There are numerous benefits associated with using collaborative divorce rather than conventional law, and many people greatly appreciate the informal setting that it provides, along with the easier exchange of information that allows both parties to settle any disputes in an open and informal manner. What’s more, many people prefer this form of divorce law due to the fact that it saves quite a bit of money in attorney fees as well.

However, despite the more informal process, it’s still worth noting that collaborative divorce is still fully confidential and legal, although it tends to be far more convenient for every party, as it allows you to structure meetings around your own schedules rather than that of the courts. Of course, it also means that subpoenas will not be involved either.

Now that you understand the basics of what collaborative divorce is, let’s take a closer look at how the process tends to unfold.

To begin with, both parties will hire an attorney, and each attorney will represent their client’s wishes during the mediation process. In general, you will meet with the attorney to discuss your primary needs and concerns, and they will do their best to represent you during the negotiation process.

At some point in the process, there will be a four-way meeting that allows all parties involved to develop solutions to the problems that can occur during the negotiation process, and if things become particularly difficult to resolve, then a licence mediator can also be hired to help the proceedings move along.

Another key aspect to understand about collaborative divorce is that there will usually be a ‘no court’ agreement signed by your attorneys, and this agreement dictates that your attorney will withdraw from the case if it does happen to continue on to litigation, although this is usually a rare occurrence if both parties agreed to a collaborative divorce from the start.

At the end of the day, it’s clear to see that using collaborative law can be a much better alternative for many people going through the difficult experience of a divorce.

What is an Uncontested Divorce?

Uncontested divorce is when both parties completely agree on all issues involved in a divorce. While many divorces end amicably, an amicable divorce is far different than an uncontested divorce.

For example, there are many issues that arise in divorce proceedings that the parties may disagree on, from parental responsibilities to property division, and all the way to child support payments.

If there are any disagreements in any of the proposals made during the divorce, then the divorce is not truly uncontested. In our experience, many divorces begin amicably, and both parties assume they will have an uncontested divorce, but one issue tends to send the divorce proceedings down a different path. For example, both parties might agree on everything except for the amount of child support one party should receive on a monthly basis. Even if they agree on how much time they should spend with children, and who gets what real estate property, the divorce proceedings are still contested because of the one issue. Uncontested divorces have none of these issues.
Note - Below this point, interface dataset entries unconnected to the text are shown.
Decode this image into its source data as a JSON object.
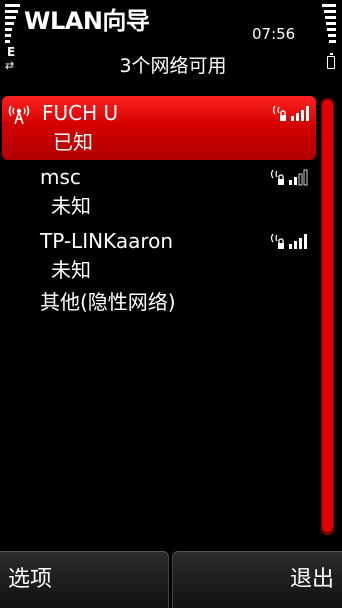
{
  "app": {
    "title": "WLAN向导",
    "time": "07:56"
  },
  "status": {
    "signal_level": 7,
    "battery_level": 7,
    "network_letter": "E"
  },
  "header": {
    "subtitle": "3个网络可用"
  },
  "networks": [
    {
      "name": "FUCH U",
      "status": "已知",
      "selected": true,
      "secured": true,
      "signal": 4
    },
    {
      "name": "msc",
      "status": "未知",
      "selected": false,
      "secured": true,
      "signal": 2
    },
    {
      "name": "TP-LINKaaron",
      "status": "未知",
      "selected": false,
      "secured": true,
      "signal": 4
    }
  ],
  "other_network": {
    "label": "其他(隐性网络)"
  },
  "softkeys": {
    "left": "选项",
    "right": "退出"
  },
  "colors": {
    "accent": "#d40000",
    "scroll_track": "#7a0000",
    "background": "#000000"
  }
}
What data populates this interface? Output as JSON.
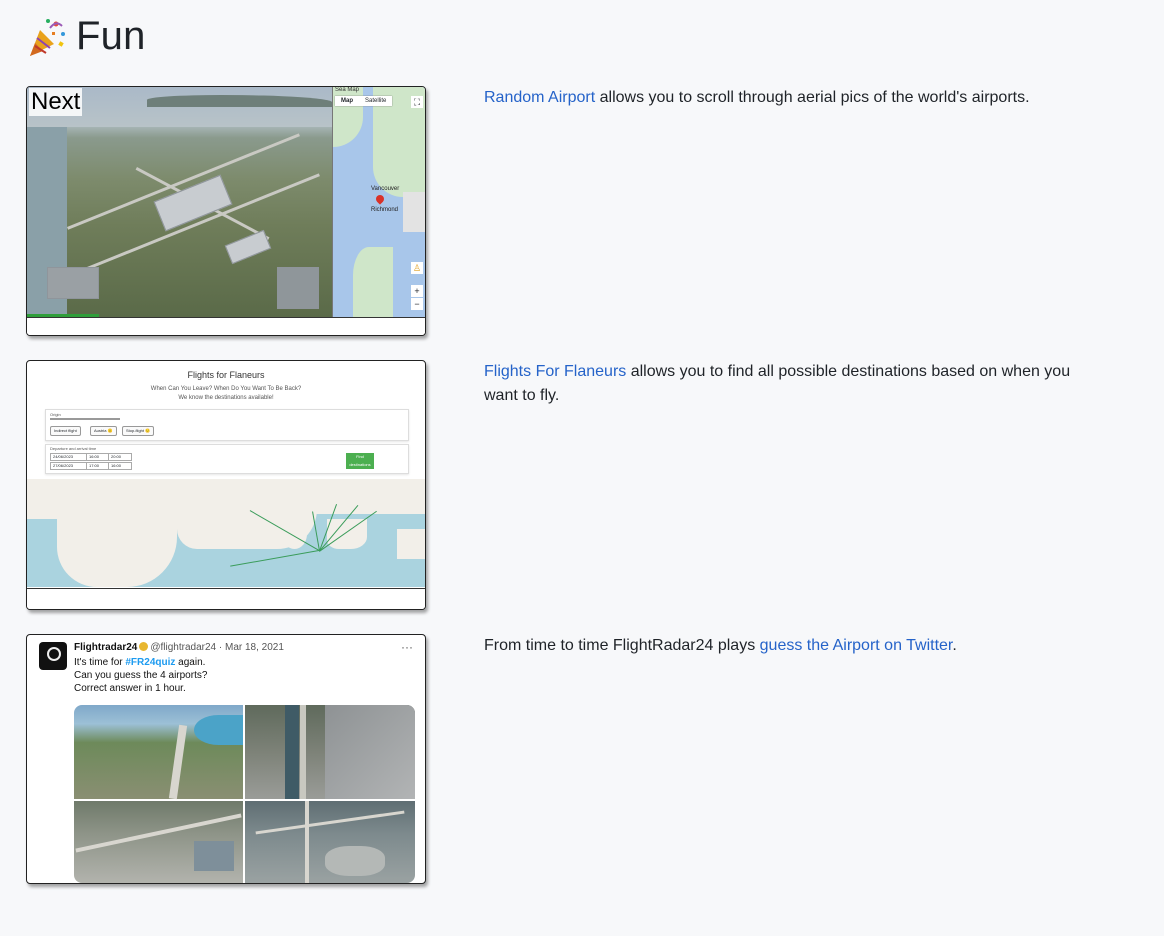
{
  "section": {
    "title": "Fun",
    "icon": "party-popper-icon"
  },
  "items": [
    {
      "link_text": "Random Airport",
      "after_text": " allows you to scroll through aerial pics of the world's airports.",
      "preview": {
        "next_label": "Next",
        "map_header": "Sea Map",
        "map_tab_map": "Map",
        "map_tab_satellite": "Satellite",
        "map_city": "Vancouver",
        "map_place": "Richmond"
      }
    },
    {
      "link_text": "Flights For Flaneurs",
      "after_text": " allows you to find all possible destinations based on when you want to fly.",
      "preview": {
        "title": "Flights for Flaneurs",
        "subtitle1": "When Can You Leave? When Do You Want To Be Back?",
        "subtitle2": "We know the destinations available!",
        "origin_label": "Origin",
        "chips": [
          "Indirect flight",
          "Austria 🙂",
          "Stop-flight 🙂"
        ],
        "departure_label": "Departure and arrival time",
        "date1": "24/06/2023",
        "date2": "27/06/2023",
        "time1": "16:00",
        "time2": "20:00",
        "time3": "17:00",
        "time4": "16:00",
        "go_label": "Find destinations"
      }
    },
    {
      "before_text": "From time to time FlightRadar24 plays ",
      "link_text": "guess the Airport on Twitter",
      "after_text": ".",
      "preview": {
        "name": "Flightradar24",
        "handle": "@flightradar24 · Mar 18, 2021",
        "line1_prefix": "It's time for ",
        "hashtag": "#FR24quiz",
        "line1_suffix": " again.",
        "line2": "Can you guess the 4 airports?",
        "line3": "Correct answer in 1 hour.",
        "more": "···"
      }
    }
  ]
}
If you have any questions about uncontested divorce, please check out the video below.